What is legal is not always right. So claim the organisers of Nuovo Cinema Palazzo, spurred into being as a revolt against an allegedly illegal opening of a casino in the studenty area of San Lorenzo, close to Termini station. This resulted in a ‘place where all is possible’, an active guardian figure over the occupied premises to curtail gambling and alleged Mafia infiltration, seen as a front as a way to ‘clean up dirty money’ from illegal practises. Dozens of artists, technicians and workers in the cultural sector have returned the space to its original function: that of a cinema and a theatre with a strong interdisciplinary vocation. Shows, concerts, film screenings, rehearsals, workshops for children and adolescents, readings, debates and seminars created in cooperation with universities and other cultural institutions have given rise to a social and artistic centre that has improved the quality of life in the neighbourhood and in the city. Nuovo Cinema Palazzo opened on 15th April 2011 and named their main cinema space after Vittorio Arrigoni, an Italian writer and pacifist killed by a Palestinian terrorist faction in Gaza on the same date. Ten months after occupation the civil court recognised their claim that Piazza dei Sanniti where they are based is an historic landmark and so has special legal protection prohibiting gambling houses, echoed in their much loved motto: CasiNO!

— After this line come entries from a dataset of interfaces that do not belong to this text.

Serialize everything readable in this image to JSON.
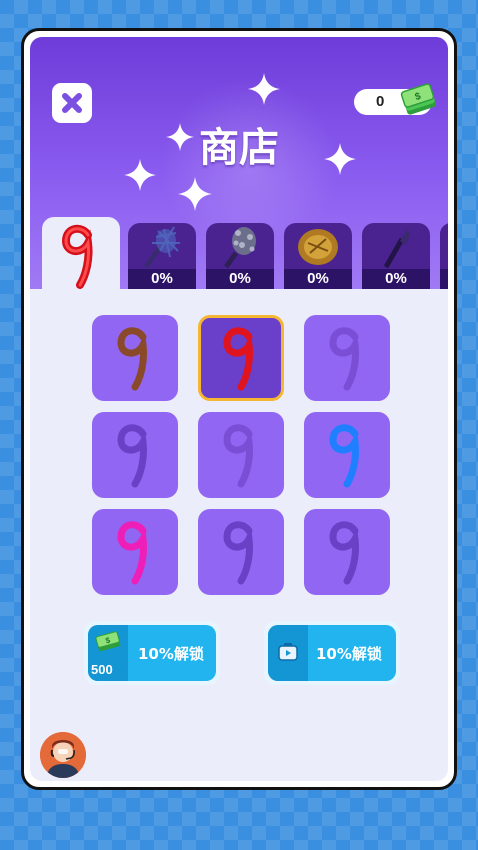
{
  "shop": {
    "title": "商店",
    "currency_amount": "0",
    "currency_icon": "cash-stack-icon"
  },
  "tabs": [
    {
      "kind": "nine-red",
      "active": true
    },
    {
      "kind": "spiky-blue-weapon",
      "progress": "0%"
    },
    {
      "kind": "spiked-club",
      "progress": "0%"
    },
    {
      "kind": "golden-shield",
      "progress": "0%"
    },
    {
      "kind": "torch",
      "progress": "0%"
    }
  ],
  "skins": [
    {
      "color": "#8a4a2a",
      "state": "owned"
    },
    {
      "color": "#e0141e",
      "state": "selected"
    },
    {
      "color": "#7a4fd6",
      "state": "locked"
    },
    {
      "color": "#6a41c6",
      "state": "locked"
    },
    {
      "color": "#7a4fd6",
      "state": "locked"
    },
    {
      "color": "#1f7fff",
      "state": "owned"
    },
    {
      "color": "#ee1fb8",
      "state": "owned"
    },
    {
      "color": "#6a41c6",
      "state": "locked"
    },
    {
      "color": "#6a41c6",
      "state": "locked"
    }
  ],
  "actions": {
    "cash_unlock": {
      "price": "500",
      "label": "10%解锁",
      "icon": "cash-stack-icon"
    },
    "ad_unlock": {
      "label": "10%解锁",
      "icon": "video-ad-icon"
    }
  },
  "colors": {
    "header_top": "#6e3cd9",
    "cell_bg": "#9166f2",
    "selected_border": "#f5b632",
    "button_blue": "#22b4ee"
  }
}
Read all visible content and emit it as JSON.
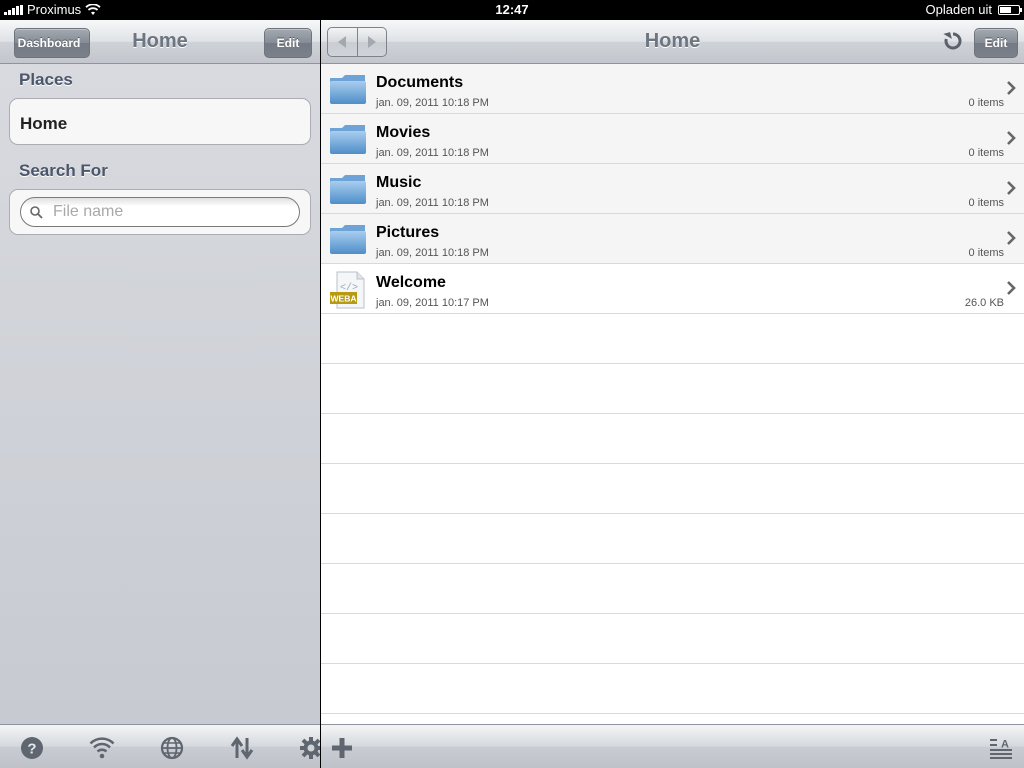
{
  "status_bar": {
    "carrier": "Proximus",
    "time": "12:47",
    "battery_status": "Opladen uit"
  },
  "left_panel": {
    "nav": {
      "back_label": "Dashboard",
      "title": "Home",
      "edit_label": "Edit"
    },
    "places": {
      "heading": "Places",
      "items": [
        {
          "label": "Home"
        }
      ]
    },
    "search": {
      "heading": "Search For",
      "placeholder": "File name"
    },
    "toolbar_icons": [
      "help-icon",
      "wifi-icon",
      "globe-icon",
      "sort-arrows-icon",
      "gear-icon"
    ]
  },
  "right_panel": {
    "nav": {
      "title": "Home",
      "edit_label": "Edit"
    },
    "files": [
      {
        "name": "Documents",
        "date": "jan. 09, 2011 10:18 PM",
        "info": "0 items",
        "type": "folder"
      },
      {
        "name": "Movies",
        "date": "jan. 09, 2011 10:18 PM",
        "info": "0 items",
        "type": "folder"
      },
      {
        "name": "Music",
        "date": "jan. 09, 2011 10:18 PM",
        "info": "0 items",
        "type": "folder"
      },
      {
        "name": "Pictures",
        "date": "jan. 09, 2011 10:18 PM",
        "info": "0 items",
        "type": "folder"
      },
      {
        "name": "Welcome",
        "date": "jan. 09, 2011 10:17 PM",
        "info": "26.0 KB",
        "type": "weba-file",
        "file_badge": "WEBA"
      }
    ],
    "toolbar_icons": [
      "add-icon",
      "sort-icon"
    ]
  },
  "colors": {
    "sidebar_bg": "#d3d6dc",
    "section_heading": "#4c566a",
    "nav_title": "#6d7680",
    "button": "#7f868f"
  }
}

Cinema America Occupato
Via Natale del Grande, 6 (Trastevere)
At the end of 2012 a concerned local group took over this run down cinema in Trastevere after a real estate developer wanted to turn the cinema a three-story parking lot. I’m happy to see the hip and trendy youth moving back into this gorgeous but often over packed and touristy area. The occupiers have become avid conservationists and want to convince the municipal authorities of the architectural and cultural importance of this cinema. I have to hand it to them, these guys are organised. Their website and events calendar is slick and instantly intriguing, with screenings of indie cult favourites like Stanley Kubrick’s 2001: A Space Odyssey or Machete by Rodriguez, original gigs like slap happy funk or a guitar and cello duet, progressive DJ sets, lectures, workshops and public assemblies. They strive to be open to all visitors, supported by the locals, Italian directors and actors and Rome’s architectural community. The audacious retro-tastic sign out front leads you in to the deluxe spacious 50’s theatre with gigantic screen and ample seating, making you feel like you’re back in the classic era of cinema.
Via Federico Delpino (Centocelle)
Within an ex-military fort including numerous rooms, outdoor spaces and former stables, edgy Forte Prenestino is one of the more unusual and special social centres in the city using their extensive grounds for concerts, film festivals, shows, DJ sets and exhibitions. It is a place to socialize with an exchange of ideas, energy, and vision that is strongly anti-fascist, anti-racist and anti-prohibitionist, a free association of individuals united by shared planning and common ethics. The complex was left to decay but was occupied and remade into an underground lover’s paradise. Forte Prenestino has been independent and self-managed since 1986, a maze of connecting tunnels clad with graffiti lead to the multidisciplinary spaces that include; a cinema, pub ‘12detutto’ with live gigs of rock, metal, rap, reggae and dance, a drama theatre, a permanent exhibition area, a tattoo and piercing studio, a tea room with treats, drinks menu, video projections and DJ sets (Wed-Fri 7pm-1am, Sat and Sun 5pm-12am), children’s entertainment by artistic company Tuttisuperterra and bio food market TerraTerra with direct relationship between producers and consumers where the consumer is seen as an involved co-producer (every first and third Sunday of the month). Waiting for legal permission that will never arrive, Forte Prenestino believe it’s best to stay on the frontier of society. Those who get too comfortable in life fall asleep, and here they prefer to keep their eyes open.